With the recent successful landing of the Curiosity rover on the Martian surface, it seems NASA has managed to once again inspire the masses about the possibilities of space flight and exploration of other world in our solar system. But even for the most ardent of space buffs, it can be hard to truly grasp the scale and features of a distant planet like Mars. After all, every school child is taught the geography of our home world from a very young age, but the same attention is never given to our nearby planetary neighbors.
But with the data constantly being returned from craft like Curiosity and the Mars Reconnaissance Orbiter, and their suite of open source tools, MapBox is well on the way to making the Red Planet much more accessible for those of us stuck here on Earth.

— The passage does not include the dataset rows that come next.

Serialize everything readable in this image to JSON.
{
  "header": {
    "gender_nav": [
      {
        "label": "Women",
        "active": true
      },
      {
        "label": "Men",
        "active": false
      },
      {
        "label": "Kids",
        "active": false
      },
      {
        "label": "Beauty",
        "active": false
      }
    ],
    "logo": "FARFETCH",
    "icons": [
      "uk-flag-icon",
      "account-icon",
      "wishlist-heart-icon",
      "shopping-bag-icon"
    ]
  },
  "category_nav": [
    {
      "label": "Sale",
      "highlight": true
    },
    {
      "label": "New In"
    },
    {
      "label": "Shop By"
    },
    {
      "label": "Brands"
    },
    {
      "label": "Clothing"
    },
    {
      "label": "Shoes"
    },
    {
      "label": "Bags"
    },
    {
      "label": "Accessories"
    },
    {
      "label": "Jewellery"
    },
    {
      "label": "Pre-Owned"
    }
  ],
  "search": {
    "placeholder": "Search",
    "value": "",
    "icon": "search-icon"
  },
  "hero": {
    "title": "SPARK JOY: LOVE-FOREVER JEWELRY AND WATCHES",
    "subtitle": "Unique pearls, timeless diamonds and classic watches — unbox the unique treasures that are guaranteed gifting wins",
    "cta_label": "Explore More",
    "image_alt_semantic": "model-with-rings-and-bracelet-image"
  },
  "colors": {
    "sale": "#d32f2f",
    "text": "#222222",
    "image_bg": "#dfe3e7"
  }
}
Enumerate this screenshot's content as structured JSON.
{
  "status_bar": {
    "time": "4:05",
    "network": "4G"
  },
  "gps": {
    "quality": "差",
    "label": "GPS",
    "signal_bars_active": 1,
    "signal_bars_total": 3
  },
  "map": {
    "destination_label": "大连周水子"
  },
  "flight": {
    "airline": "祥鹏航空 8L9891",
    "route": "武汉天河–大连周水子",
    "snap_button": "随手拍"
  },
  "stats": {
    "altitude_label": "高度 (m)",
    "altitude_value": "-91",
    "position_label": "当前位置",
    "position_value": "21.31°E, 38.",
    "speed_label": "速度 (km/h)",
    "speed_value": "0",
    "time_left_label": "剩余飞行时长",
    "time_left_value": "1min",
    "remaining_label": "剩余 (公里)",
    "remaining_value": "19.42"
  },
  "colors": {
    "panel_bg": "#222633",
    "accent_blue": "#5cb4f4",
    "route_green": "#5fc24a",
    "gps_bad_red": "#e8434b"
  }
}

MapBox is another example of a company turning open source tools into a viable business for themselves. They give away their open source map generation tools to the public, and make their money on cloud-based map hosting packages. So a company or individual can download the tools to make the maps for free, and then for a monthly fee, can host said maps up for anyone to see and interact with.

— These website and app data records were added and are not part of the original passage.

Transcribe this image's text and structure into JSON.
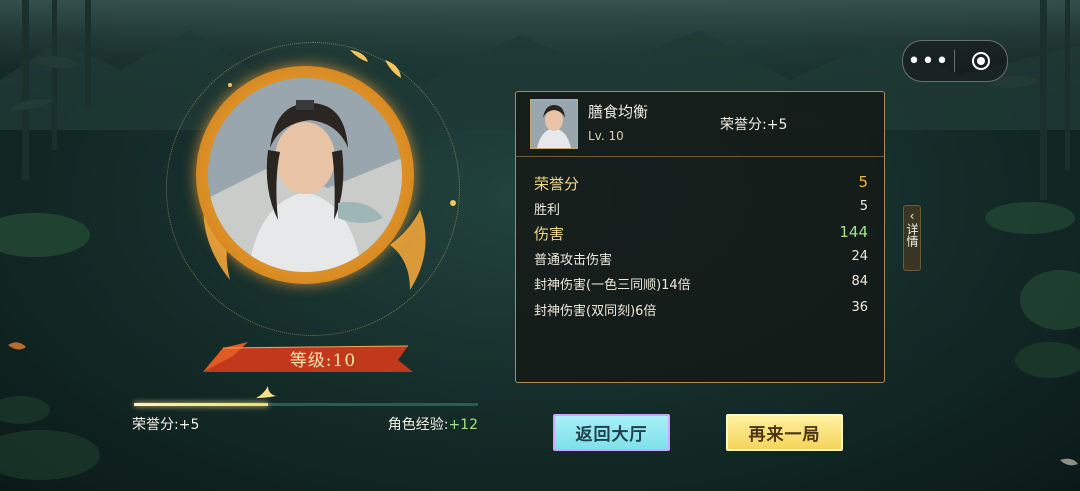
{
  "capsule": {
    "more_label": "•••"
  },
  "player": {
    "level_label": "等级:10"
  },
  "progress": {
    "fill_fraction": 0.39,
    "honor_label": "荣誉分:",
    "honor_value": "+5",
    "exp_label": "角色经验:",
    "exp_value": "+12"
  },
  "panel": {
    "name": "膳食均衡",
    "level": "Lv. 10",
    "header_honor": "荣誉分:+5",
    "stats": [
      {
        "label": "荣誉分",
        "value": "5"
      },
      {
        "label": "胜利",
        "value": "5"
      },
      {
        "label": "伤害",
        "value": "144"
      },
      {
        "label": "普通攻击伤害",
        "value": "24"
      },
      {
        "label": "封神伤害(一色三同顺)14倍",
        "value": "84"
      },
      {
        "label": "封神伤害(双同刻)6倍",
        "value": "36"
      }
    ]
  },
  "detail_tab": {
    "arrow": "‹",
    "label": "详情"
  },
  "buttons": {
    "return_label": "返回大厅",
    "again_label": "再来一局"
  },
  "colors": {
    "accent_gold": "#f4b63d",
    "accent_green": "#9fe28a",
    "panel_border": "#a88b55"
  }
}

This approach seems to be working very well for them, as big name clients such as foursquare, NPR, Greenpeace, and the FCC are currently making use of their services and tools.

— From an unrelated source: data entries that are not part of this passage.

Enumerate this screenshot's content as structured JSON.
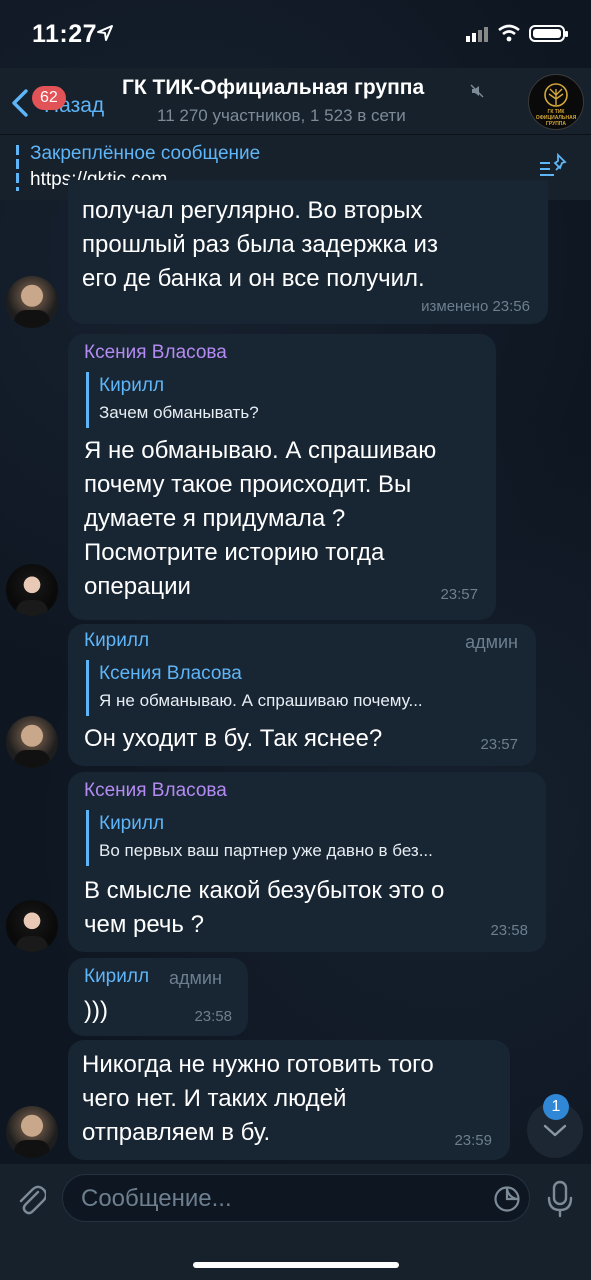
{
  "status_bar": {
    "time": "11:27"
  },
  "header": {
    "back_label": "Назад",
    "back_badge": "62",
    "title": "ГК ТИК-Официальная группа",
    "subtitle": "11 270 участников, 1 523 в сети",
    "logo_text": "ГК ТИК ОФИЦИАЛЬНАЯ ГРУППА"
  },
  "pinned": {
    "title": "Закреплённое сообщение",
    "text": "https://gktic.com"
  },
  "messages": [
    {
      "lines": [
        "получал регулярно. Во вторых",
        "прошлый раз была задержка из",
        "его де банка и он все получил."
      ],
      "meta": "изменено 23:56"
    },
    {
      "sender": "Ксения Власова",
      "reply_name": "Кирилл",
      "reply_text": "Зачем обманывать?",
      "lines": [
        "Я не обманываю. А спрашиваю",
        "почему такое происходит. Вы",
        "думаете я придумала ?",
        "Посмотрите историю тогда",
        "операции"
      ],
      "time": "23:57"
    },
    {
      "sender": "Кирилл",
      "badge": "админ",
      "reply_name": "Ксения Власова",
      "reply_text": "Я не обманываю. А спрашиваю почему...",
      "lines": [
        "Он уходит в бу. Так яснее?"
      ],
      "time": "23:57"
    },
    {
      "sender": "Ксения Власова",
      "reply_name": "Кирилл",
      "reply_text": "Во первых ваш партнер уже давно в без...",
      "lines": [
        "В смысле какой безубыток это о",
        "чем речь ?"
      ],
      "time": "23:58"
    },
    {
      "sender": "Кирилл",
      "badge": "админ",
      "lines": [
        ")))"
      ],
      "time": "23:58"
    },
    {
      "lines": [
        "Никогда не нужно готовить того",
        "чего нет. И таких людей",
        "отправляем в бу."
      ],
      "time": "23:59"
    }
  ],
  "scroll_badge": "1",
  "input": {
    "placeholder": "Сообщение..."
  },
  "colors": {
    "accent": "#5eb5f7",
    "bubble": "#182533",
    "background": "#0e1621",
    "sender_purple": "#b48bf2"
  }
}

MapBox’s attempt at bringing their unique take to open source cartography to Mars started off as a side project, inspired by NASA’s Curiosity rover itself. On August 26th, MapBox analyst Chris Herwig took to the company’s blog to post about his work in taking publicly available data from NASA, the U.S. Geological Survey, and the International Astronomical Union and feeding it into various open source tools from MapBox and other developers.
Completed only two weeks after Curiosity’s dramatic touchdown in Gale Crater, Chris Herwig’s interactive map of the Martian surface was uploaded to the popular GitHub development site. With this detailed new map of the Martian surface, the public is able to easily explore the topography of Mars, and see where the various landers and rovers have touched down on the surface since 1971.
While Chris may have started this project as a lark, its already been used by both NASA and foursquare to allow the Curiosity rover to “check in” on the surface of Mars. By appealing to social networks and other services frequented by the younger crowd, NASA hopes to rekindle some of the public interest in the US space program which has been declining steadily over the years.